Lines that contain the string "text" are the ones to list; copy all of them from the records.

********************

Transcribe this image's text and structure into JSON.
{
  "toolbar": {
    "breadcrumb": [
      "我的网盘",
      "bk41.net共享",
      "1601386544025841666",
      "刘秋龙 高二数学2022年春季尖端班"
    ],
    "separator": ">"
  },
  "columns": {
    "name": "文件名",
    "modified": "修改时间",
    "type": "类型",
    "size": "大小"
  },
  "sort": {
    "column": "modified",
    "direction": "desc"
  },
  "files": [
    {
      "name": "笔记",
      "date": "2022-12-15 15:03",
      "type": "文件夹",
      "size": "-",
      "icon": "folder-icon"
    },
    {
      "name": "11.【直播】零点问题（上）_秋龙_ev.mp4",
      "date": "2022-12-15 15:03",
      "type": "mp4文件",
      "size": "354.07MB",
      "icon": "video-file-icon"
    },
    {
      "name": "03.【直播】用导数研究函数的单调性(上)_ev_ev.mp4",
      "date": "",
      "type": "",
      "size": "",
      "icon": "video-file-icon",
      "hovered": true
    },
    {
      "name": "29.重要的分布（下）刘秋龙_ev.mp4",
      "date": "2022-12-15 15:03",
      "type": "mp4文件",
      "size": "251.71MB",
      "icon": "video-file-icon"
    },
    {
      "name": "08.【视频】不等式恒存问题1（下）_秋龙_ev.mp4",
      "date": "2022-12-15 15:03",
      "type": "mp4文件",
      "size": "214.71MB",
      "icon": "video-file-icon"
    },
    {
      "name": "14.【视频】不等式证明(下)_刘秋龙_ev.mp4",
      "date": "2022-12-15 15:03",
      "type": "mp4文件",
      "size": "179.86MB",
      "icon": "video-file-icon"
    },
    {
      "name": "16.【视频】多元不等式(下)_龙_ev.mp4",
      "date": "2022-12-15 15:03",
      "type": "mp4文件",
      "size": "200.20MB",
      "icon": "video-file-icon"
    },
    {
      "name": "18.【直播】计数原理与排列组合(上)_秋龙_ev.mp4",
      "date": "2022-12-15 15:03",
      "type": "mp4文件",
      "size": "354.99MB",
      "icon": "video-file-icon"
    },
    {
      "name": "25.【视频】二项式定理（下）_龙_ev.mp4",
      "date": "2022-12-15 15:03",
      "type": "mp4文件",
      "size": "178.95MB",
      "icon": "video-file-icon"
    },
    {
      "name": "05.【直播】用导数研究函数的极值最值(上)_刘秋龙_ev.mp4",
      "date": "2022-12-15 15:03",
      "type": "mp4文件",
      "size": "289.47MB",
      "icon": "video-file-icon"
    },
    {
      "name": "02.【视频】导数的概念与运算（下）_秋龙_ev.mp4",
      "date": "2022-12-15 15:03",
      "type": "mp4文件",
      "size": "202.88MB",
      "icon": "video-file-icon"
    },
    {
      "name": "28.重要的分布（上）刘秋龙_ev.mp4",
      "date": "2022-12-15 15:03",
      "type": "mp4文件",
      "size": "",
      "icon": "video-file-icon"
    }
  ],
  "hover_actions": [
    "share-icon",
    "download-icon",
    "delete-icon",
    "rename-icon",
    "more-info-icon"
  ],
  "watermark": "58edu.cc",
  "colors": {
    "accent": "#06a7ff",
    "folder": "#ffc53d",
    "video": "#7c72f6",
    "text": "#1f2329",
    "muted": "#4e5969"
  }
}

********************

COMPLETED TASK ▸
Transcribe this image's text and structure into JSON.
    "text": "#1f2329",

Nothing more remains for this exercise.